▶ EXERCISE DETAILS: Print the entries verbatim, leaving out the images they contain.

▶ DATASET ENTRIES:
◆ ◆ ◆ ◆ ◆ ◆ ◆

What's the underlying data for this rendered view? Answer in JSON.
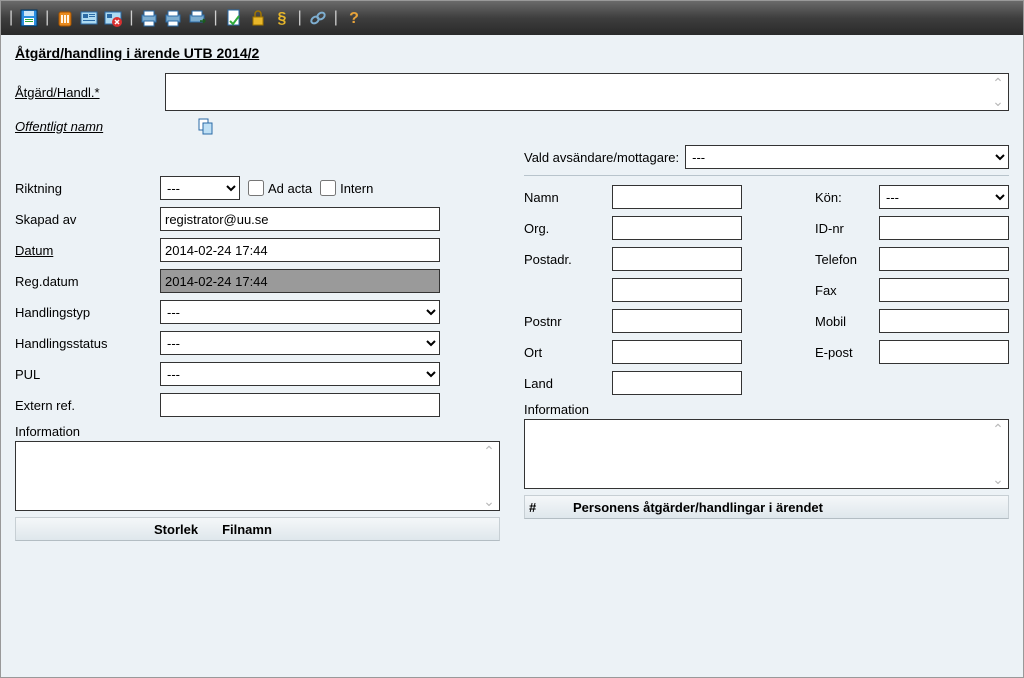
{
  "title": "Åtgärd/handling i ärende UTB 2014/2",
  "labels": {
    "atgard_handl": "Åtgärd/Handl.*",
    "offentligt_namn": "Offentligt namn",
    "riktning": "Riktning",
    "ad_acta": "Ad acta",
    "intern": "Intern",
    "skapad_av": "Skapad av",
    "datum": "Datum",
    "reg_datum": "Reg.datum",
    "handlingstyp": "Handlingstyp",
    "handlingsstatus": "Handlingsstatus",
    "pul": "PUL",
    "extern_ref": "Extern ref.",
    "information": "Information",
    "storlek": "Storlek",
    "filnamn": "Filnamn",
    "vald_avsandare": "Vald avsändare/mottagare:",
    "namn": "Namn",
    "kon": "Kön:",
    "org": "Org.",
    "id_nr": "ID-nr",
    "postadr": "Postadr.",
    "telefon": "Telefon",
    "fax": "Fax",
    "postnr": "Postnr",
    "mobil": "Mobil",
    "ort": "Ort",
    "epost": "E-post",
    "land": "Land",
    "hash": "#",
    "personens": "Personens åtgärder/handlingar i ärendet"
  },
  "values": {
    "riktning": "---",
    "skapad_av": "registrator@uu.se",
    "datum": "2014-02-24 17:44",
    "reg_datum": "2014-02-24 17:44",
    "handlingstyp": "---",
    "handlingsstatus": "---",
    "pul": "---",
    "vald_avsandare": "---",
    "kon": "---"
  }
}
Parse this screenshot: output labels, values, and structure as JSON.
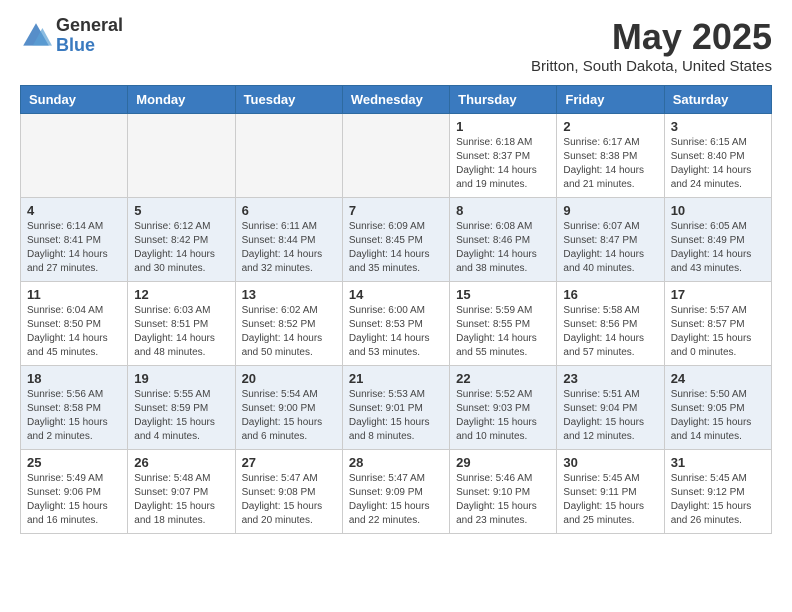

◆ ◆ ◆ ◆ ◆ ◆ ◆

▶ THE COMPLETED TASK:
What's the underlying data for this rendered view? Answer in JSON.
{
  "title": "Åtgärd/handling i ärende UTB 2014/2",
  "labels": {
    "atgard_handl": "Åtgärd/Handl.*",
    "offentligt_namn": "Offentligt namn",
    "riktning": "Riktning",
    "ad_acta": "Ad acta",
    "intern": "Intern",
    "skapad_av": "Skapad av",
    "datum": "Datum",
    "reg_datum": "Reg.datum",
    "handlingstyp": "Handlingstyp",
    "handlingsstatus": "Handlingsstatus",
    "pul": "PUL",
    "extern_ref": "Extern ref.",
    "information": "Information",
    "storlek": "Storlek",
    "filnamn": "Filnamn",
    "vald_avsandare": "Vald avsändare/mottagare:",
    "namn": "Namn",
    "kon": "Kön:",
    "org": "Org.",
    "id_nr": "ID-nr",
    "postadr": "Postadr.",
    "telefon": "Telefon",
    "fax": "Fax",
    "postnr": "Postnr",
    "mobil": "Mobil",
    "ort": "Ort",
    "epost": "E-post",
    "land": "Land",
    "hash": "#",
    "personens": "Personens åtgärder/handlingar i ärendet"
  },
  "values": {
    "riktning": "---",
    "skapad_av": "registrator@uu.se",
    "datum": "2014-02-24 17:44",
    "reg_datum": "2014-02-24 17:44",
    "handlingstyp": "---",
    "handlingsstatus": "---",
    "pul": "---",
    "vald_avsandare": "---",
    "kon": "---"
  }
}
Parse this screenshot: output labels, values, and structure as JSON.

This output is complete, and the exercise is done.